▸ **Stored data**

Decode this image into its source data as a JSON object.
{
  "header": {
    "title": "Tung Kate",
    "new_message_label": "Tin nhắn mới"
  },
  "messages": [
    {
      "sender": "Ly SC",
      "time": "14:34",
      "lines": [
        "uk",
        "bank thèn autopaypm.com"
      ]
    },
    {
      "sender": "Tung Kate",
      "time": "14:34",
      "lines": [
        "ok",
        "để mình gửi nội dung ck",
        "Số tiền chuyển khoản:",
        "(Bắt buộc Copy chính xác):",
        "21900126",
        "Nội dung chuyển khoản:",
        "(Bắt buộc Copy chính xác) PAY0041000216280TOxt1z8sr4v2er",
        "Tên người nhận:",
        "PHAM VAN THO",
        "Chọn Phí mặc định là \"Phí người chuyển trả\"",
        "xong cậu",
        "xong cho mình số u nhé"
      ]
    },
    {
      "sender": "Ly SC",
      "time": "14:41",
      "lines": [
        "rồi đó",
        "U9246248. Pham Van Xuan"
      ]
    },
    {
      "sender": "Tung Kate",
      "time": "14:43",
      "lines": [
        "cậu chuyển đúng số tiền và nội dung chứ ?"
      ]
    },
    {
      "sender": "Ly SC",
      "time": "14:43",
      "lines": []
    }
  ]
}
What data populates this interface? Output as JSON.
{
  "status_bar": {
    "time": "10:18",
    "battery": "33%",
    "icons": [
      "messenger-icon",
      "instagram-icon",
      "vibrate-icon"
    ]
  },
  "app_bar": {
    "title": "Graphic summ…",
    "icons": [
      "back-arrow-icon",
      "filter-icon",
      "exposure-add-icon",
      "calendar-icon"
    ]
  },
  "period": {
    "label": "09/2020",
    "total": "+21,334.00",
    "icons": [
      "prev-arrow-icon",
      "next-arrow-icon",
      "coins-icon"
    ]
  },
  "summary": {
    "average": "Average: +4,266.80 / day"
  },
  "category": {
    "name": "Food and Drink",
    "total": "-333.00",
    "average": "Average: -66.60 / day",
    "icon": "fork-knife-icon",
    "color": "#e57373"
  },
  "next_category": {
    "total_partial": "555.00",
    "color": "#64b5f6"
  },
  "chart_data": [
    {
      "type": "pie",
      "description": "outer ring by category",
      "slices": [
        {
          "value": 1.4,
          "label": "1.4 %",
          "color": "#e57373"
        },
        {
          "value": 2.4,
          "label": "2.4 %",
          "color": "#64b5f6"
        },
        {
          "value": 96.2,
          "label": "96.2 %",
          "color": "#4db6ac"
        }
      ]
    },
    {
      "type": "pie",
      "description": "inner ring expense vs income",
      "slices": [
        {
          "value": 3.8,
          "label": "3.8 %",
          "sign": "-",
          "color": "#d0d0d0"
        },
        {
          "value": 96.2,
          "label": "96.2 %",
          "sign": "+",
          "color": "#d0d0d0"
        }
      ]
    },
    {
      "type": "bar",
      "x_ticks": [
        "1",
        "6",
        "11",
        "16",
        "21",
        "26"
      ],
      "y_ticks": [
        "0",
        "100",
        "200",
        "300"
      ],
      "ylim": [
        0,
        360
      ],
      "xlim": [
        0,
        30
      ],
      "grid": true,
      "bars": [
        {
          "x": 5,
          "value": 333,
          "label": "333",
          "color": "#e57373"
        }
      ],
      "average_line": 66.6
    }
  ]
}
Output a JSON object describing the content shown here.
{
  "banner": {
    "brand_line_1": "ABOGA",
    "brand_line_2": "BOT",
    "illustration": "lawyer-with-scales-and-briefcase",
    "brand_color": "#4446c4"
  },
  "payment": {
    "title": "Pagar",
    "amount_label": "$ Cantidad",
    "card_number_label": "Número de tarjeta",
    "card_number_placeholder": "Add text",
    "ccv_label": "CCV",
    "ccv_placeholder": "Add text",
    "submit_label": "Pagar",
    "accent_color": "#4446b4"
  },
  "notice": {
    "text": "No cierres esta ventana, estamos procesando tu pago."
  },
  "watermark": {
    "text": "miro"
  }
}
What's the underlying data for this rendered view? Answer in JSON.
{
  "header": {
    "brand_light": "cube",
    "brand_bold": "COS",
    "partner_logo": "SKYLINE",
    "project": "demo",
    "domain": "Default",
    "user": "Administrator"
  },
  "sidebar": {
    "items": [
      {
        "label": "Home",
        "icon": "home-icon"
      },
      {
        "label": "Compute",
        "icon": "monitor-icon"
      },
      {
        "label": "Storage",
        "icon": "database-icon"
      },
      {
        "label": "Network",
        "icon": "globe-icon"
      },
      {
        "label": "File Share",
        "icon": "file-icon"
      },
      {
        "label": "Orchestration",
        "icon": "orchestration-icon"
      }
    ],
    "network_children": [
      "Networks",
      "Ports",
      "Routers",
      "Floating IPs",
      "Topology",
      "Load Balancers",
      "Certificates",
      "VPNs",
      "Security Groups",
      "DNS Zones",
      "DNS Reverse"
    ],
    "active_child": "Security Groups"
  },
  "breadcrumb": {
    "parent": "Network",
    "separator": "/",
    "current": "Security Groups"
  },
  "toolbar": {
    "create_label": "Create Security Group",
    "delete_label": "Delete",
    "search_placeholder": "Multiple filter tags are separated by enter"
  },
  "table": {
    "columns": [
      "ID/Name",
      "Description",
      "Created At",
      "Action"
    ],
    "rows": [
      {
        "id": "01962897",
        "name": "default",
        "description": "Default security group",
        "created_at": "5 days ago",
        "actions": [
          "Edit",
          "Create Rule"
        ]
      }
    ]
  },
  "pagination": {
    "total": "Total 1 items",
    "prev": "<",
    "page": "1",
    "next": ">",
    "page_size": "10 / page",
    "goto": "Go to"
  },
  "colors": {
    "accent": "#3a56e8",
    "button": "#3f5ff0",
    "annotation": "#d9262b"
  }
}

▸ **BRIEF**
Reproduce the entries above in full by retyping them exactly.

▸ **ANSWER SECTION**
Decode this image into its source data as a JSON object.
{
  "header": {
    "title": "Tung Kate",
    "new_message_label": "Tin nhắn mới"
  },
  "messages": [
    {
      "sender": "Ly SC",
      "time": "14:34",
      "lines": [
        "uk",
        "bank thèn autopaypm.com"
      ]
    },
    {
      "sender": "Tung Kate",
      "time": "14:34",
      "lines": [
        "ok",
        "để mình gửi nội dung ck",
        "Số tiền chuyển khoản:",
        "(Bắt buộc Copy chính xác):",
        "21900126",
        "Nội dung chuyển khoản:",
        "(Bắt buộc Copy chính xác) PAY0041000216280TOxt1z8sr4v2er",
        "Tên người nhận:",
        "PHAM VAN THO",
        "Chọn Phí mặc định là \"Phí người chuyển trả\"",
        "xong cậu",
        "xong cho mình số u nhé"
      ]
    },
    {
      "sender": "Ly SC",
      "time": "14:41",
      "lines": [
        "rồi đó",
        "U9246248. Pham Van Xuan"
      ]
    },
    {
      "sender": "Tung Kate",
      "time": "14:43",
      "lines": [
        "cậu chuyển đúng số tiền và nội dung chứ ?"
      ]
    },
    {
      "sender": "Ly SC",
      "time": "14:43",
      "lines": []
    }
  ]
}
What data populates this interface? Output as JSON.
{
  "status_bar": {
    "time": "10:18",
    "battery": "33%",
    "icons": [
      "messenger-icon",
      "instagram-icon",
      "vibrate-icon"
    ]
  },
  "app_bar": {
    "title": "Graphic summ…",
    "icons": [
      "back-arrow-icon",
      "filter-icon",
      "exposure-add-icon",
      "calendar-icon"
    ]
  },
  "period": {
    "label": "09/2020",
    "total": "+21,334.00",
    "icons": [
      "prev-arrow-icon",
      "next-arrow-icon",
      "coins-icon"
    ]
  },
  "summary": {
    "average": "Average: +4,266.80 / day"
  },
  "category": {
    "name": "Food and Drink",
    "total": "-333.00",
    "average": "Average: -66.60 / day",
    "icon": "fork-knife-icon",
    "color": "#e57373"
  },
  "next_category": {
    "total_partial": "555.00",
    "color": "#64b5f6"
  },
  "chart_data": [
    {
      "type": "pie",
      "description": "outer ring by category",
      "slices": [
        {
          "value": 1.4,
          "label": "1.4 %",
          "color": "#e57373"
        },
        {
          "value": 2.4,
          "label": "2.4 %",
          "color": "#64b5f6"
        },
        {
          "value": 96.2,
          "label": "96.2 %",
          "color": "#4db6ac"
        }
      ]
    },
    {
      "type": "pie",
      "description": "inner ring expense vs income",
      "slices": [
        {
          "value": 3.8,
          "label": "3.8 %",
          "sign": "-",
          "color": "#d0d0d0"
        },
        {
          "value": 96.2,
          "label": "96.2 %",
          "sign": "+",
          "color": "#d0d0d0"
        }
      ]
    },
    {
      "type": "bar",
      "x_ticks": [
        "1",
        "6",
        "11",
        "16",
        "21",
        "26"
      ],
      "y_ticks": [
        "0",
        "100",
        "200",
        "300"
      ],
      "ylim": [
        0,
        360
      ],
      "xlim": [
        0,
        30
      ],
      "grid": true,
      "bars": [
        {
          "x": 5,
          "value": 333,
          "label": "333",
          "color": "#e57373"
        }
      ],
      "average_line": 66.6
    }
  ]
}
Output a JSON object describing the content shown here.
{
  "banner": {
    "brand_line_1": "ABOGA",
    "brand_line_2": "BOT",
    "illustration": "lawyer-with-scales-and-briefcase",
    "brand_color": "#4446c4"
  },
  "payment": {
    "title": "Pagar",
    "amount_label": "$ Cantidad",
    "card_number_label": "Número de tarjeta",
    "card_number_placeholder": "Add text",
    "ccv_label": "CCV",
    "ccv_placeholder": "Add text",
    "submit_label": "Pagar",
    "accent_color": "#4446b4"
  },
  "notice": {
    "text": "No cierres esta ventana, estamos procesando tu pago."
  },
  "watermark": {
    "text": "miro"
  }
}
What's the underlying data for this rendered view? Answer in JSON.
{
  "header": {
    "brand_light": "cube",
    "brand_bold": "COS",
    "partner_logo": "SKYLINE",
    "project": "demo",
    "domain": "Default",
    "user": "Administrator"
  },
  "sidebar": {
    "items": [
      {
        "label": "Home",
        "icon": "home-icon"
      },
      {
        "label": "Compute",
        "icon": "monitor-icon"
      },
      {
        "label": "Storage",
        "icon": "database-icon"
      },
      {
        "label": "Network",
        "icon": "globe-icon"
      },
      {
        "label": "File Share",
        "icon": "file-icon"
      },
      {
        "label": "Orchestration",
        "icon": "orchestration-icon"
      }
    ],
    "network_children": [
      "Networks",
      "Ports",
      "Routers",
      "Floating IPs",
      "Topology",
      "Load Balancers",
      "Certificates",
      "VPNs",
      "Security Groups",
      "DNS Zones",
      "DNS Reverse"
    ],
    "active_child": "Security Groups"
  },
  "breadcrumb": {
    "parent": "Network",
    "separator": "/",
    "current": "Security Groups"
  },
  "toolbar": {
    "create_label": "Create Security Group",
    "delete_label": "Delete",
    "search_placeholder": "Multiple filter tags are separated by enter"
  },
  "table": {
    "columns": [
      "ID/Name",
      "Description",
      "Created At",
      "Action"
    ],
    "rows": [
      {
        "id": "01962897",
        "name": "default",
        "description": "Default security group",
        "created_at": "5 days ago",
        "actions": [
          "Edit",
          "Create Rule"
        ]
      }
    ]
  },
  "pagination": {
    "total": "Total 1 items",
    "prev": "<",
    "page": "1",
    "next": ">",
    "page_size": "10 / page",
    "goto": "Go to"
  },
  "colors": {
    "accent": "#3a56e8",
    "button": "#3f5ff0",
    "annotation": "#d9262b"
  }
}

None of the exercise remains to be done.